From the magnitude of ankle plantar flexion at takeoff (80°), the high angular velocity of the foot (1374°/s-1). a high angular velocity (more than 1000°/s-1) and acceleration in the knee extension, a high forward swing of the recovery leg (63°), the takeoff angle of 62° (the angle between the lower leg and the ground) and the evaluation angle (7°), we can draw the conclusion that this runner's takeoff action is very efficient and explosive (see Figures 3 and 4). The values are comparable with the parameters of Cathy Freeman's sprinting and with the results of a group of elite middle distance runners2,8.
The movement of the swing leg significantly contributes to a runner's efficiency. The swing leg (thigh, lower leg and foot) is the only segment which in the braking phase of the running stride produces the propulsive force acting in the direction of running2,12. Efficient running stride is determined both by the speed of the swing leg, especially the foot, and the trajectory of the foot.
The speed of the swing leg foot during the braking phase is determined by an explosive takeoff and the runner's relaxation, which contribute to a greater range of knee flexion of the swing leg. This enables the foot to move at high speed as close to the thigh (buttocks) as possible. A shorter lever enhances the swing leg velocity and transition from follow-through to forward swing.
At footstrike, the horizontal velocity of the swing foot was 11.90m/s-1 and during forward swing it reached its peak with 14.25m/s-1 (see Figure 5). These values are comparable with foot velocities in longer sprint events (200m and 400m) - particularly in conditions of fatigue. In the 200m, Cathy Freeman's recovery leg foot velocity at footstrike of the opposite leg was 13.80mjs' while in the forward swing phase it was 14.72m/s-1. The best Slovene sprinters (100m) recorded 13.03m/s-1 and 16.30m/s-1 respectively2.3.
Figure 5; Horizontal (above) and vertical velocity (below) of CM, of Jolanda Ceplak's left and right feet
The efficiency of Ceplak's follow-through is reflected in the high position of her foot and a very narrow angle in the flexed knee (148°) of the swing leg in the midsupport (see Figure 1 and Table 1).

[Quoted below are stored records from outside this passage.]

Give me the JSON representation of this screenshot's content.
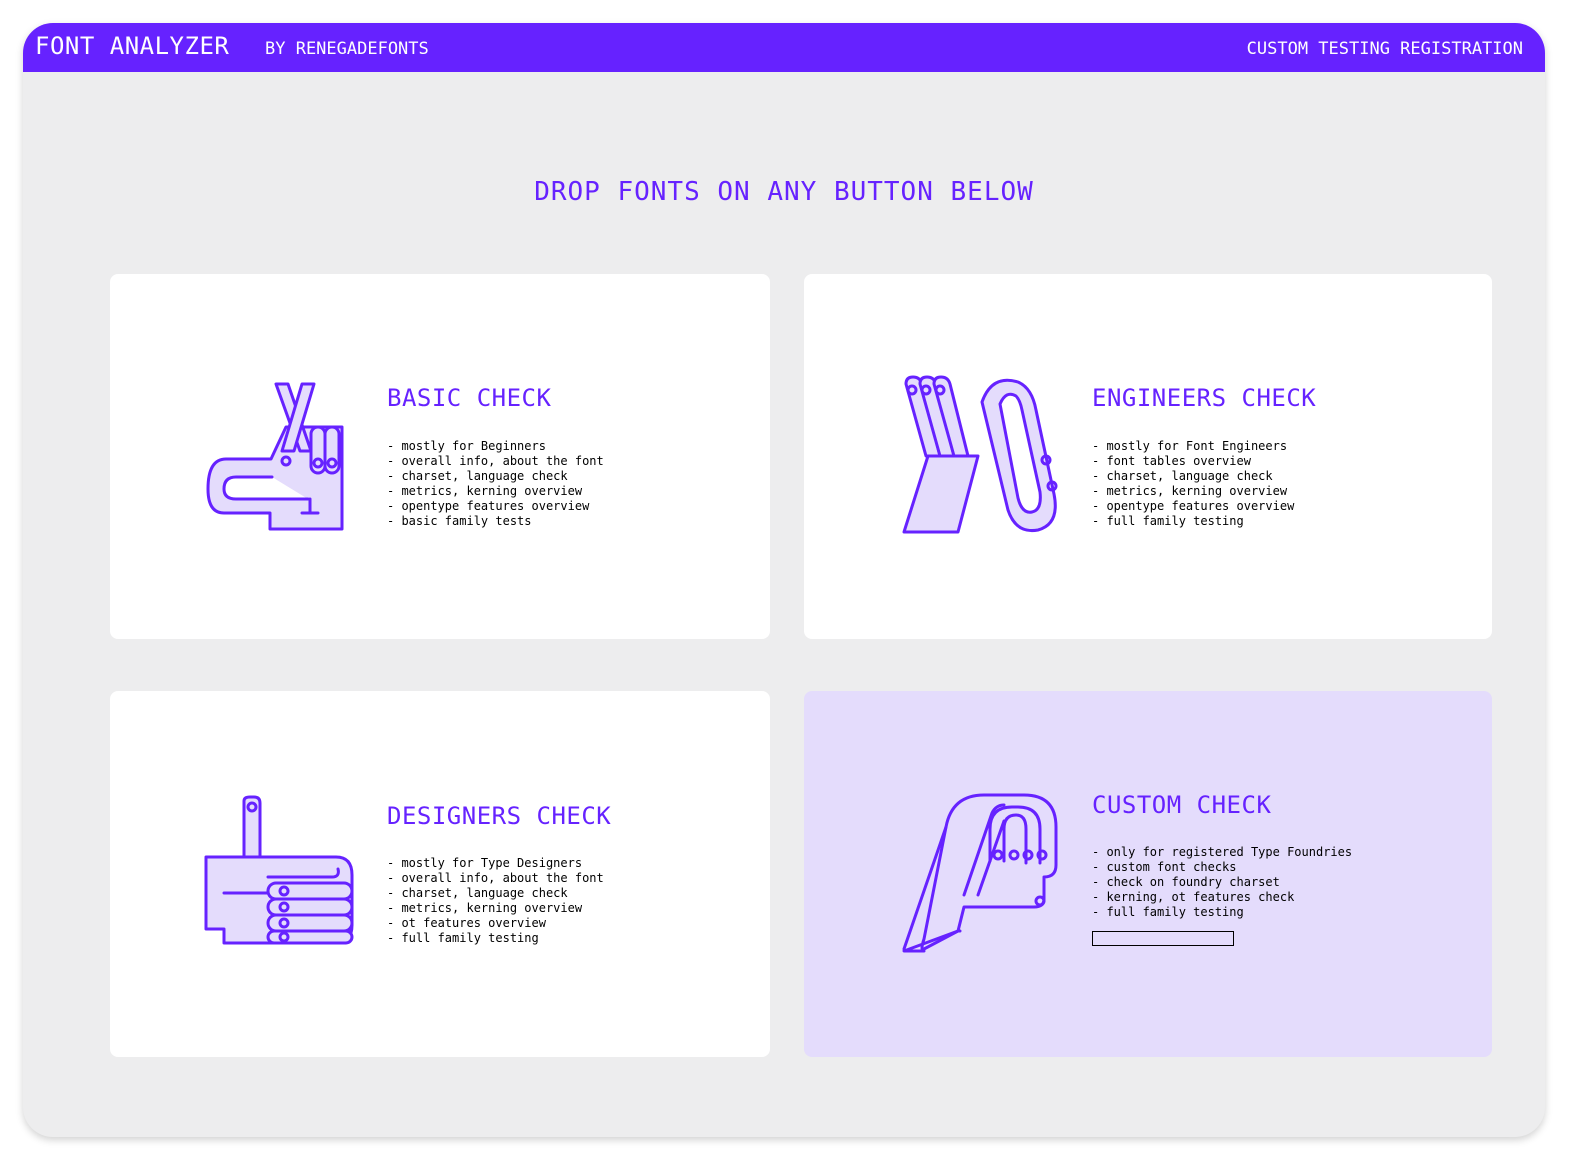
{
  "header": {
    "title": "FONT ANALYZER",
    "byline": "BY RENEGADEFONTS",
    "nav_link": "CUSTOM TESTING REGISTRATION"
  },
  "headline": "DROP FONTS ON ANY BUTTON BELOW",
  "colors": {
    "accent": "#6622ff",
    "icon_fill": "#e4dcfc",
    "background": "#ededee",
    "card": "#ffffff"
  },
  "cards": [
    {
      "title": "BASIC CHECK",
      "icon": "crossed-fingers-hand-icon",
      "features": [
        "mostly for Beginners",
        "overall info, about the font",
        "charset, language check",
        "metrics, kerning overview",
        "opentype features overview",
        "basic family tests"
      ]
    },
    {
      "title": "ENGINEERS CHECK",
      "icon": "ok-sign-hand-icon",
      "features": [
        "mostly for Font Engineers",
        "font tables overview",
        "charset, language check",
        "metrics, kerning overview",
        "opentype features overview",
        "full family testing"
      ]
    },
    {
      "title": "DESIGNERS CHECK",
      "icon": "thumbs-up-hand-icon",
      "features": [
        "mostly for Type Designers",
        "overall info, about the font",
        "charset, language check",
        "metrics, kerning overview",
        "ot features overview",
        "full family testing"
      ]
    },
    {
      "title": "CUSTOM CHECK",
      "icon": "fist-hand-icon",
      "features": [
        "only for registered Type Foundries",
        "custom font checks",
        "check on foundry charset",
        "kerning, ot features check",
        "full family testing"
      ],
      "registration_field_value": ""
    }
  ]
}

An important parameter of running economy is vertical displacement of the body's CM. The apex of the trajectory of the body's CM depends mainly on the takeoff angle (the narrower the better) and the relationship between the vertical and horizontal velocities of the CM at push-off. Ceplak's vertical displacement of CM is 0.08m (see Fig. 6); similar to Cathy Freeman (0.08m) and a group of elite female middle distance runners (0.076m)2,12.
Table 1 - Kinematic parameters of 800 meters running - Jolanda Ceplak
Figure 6: Vertical displacement of body's CM during running stride
Strength and power training is reflected in the technique of 800m runners. Several kinematic variables of 800m running appear to be quite similar to the parameters of longer sprint events, particularly in conditions of fatigue.
On the basis of the kinematic analysis of Jolanda Ceplak's running, we can draw the following conclusions:
FROM IAAF/NSA 1-04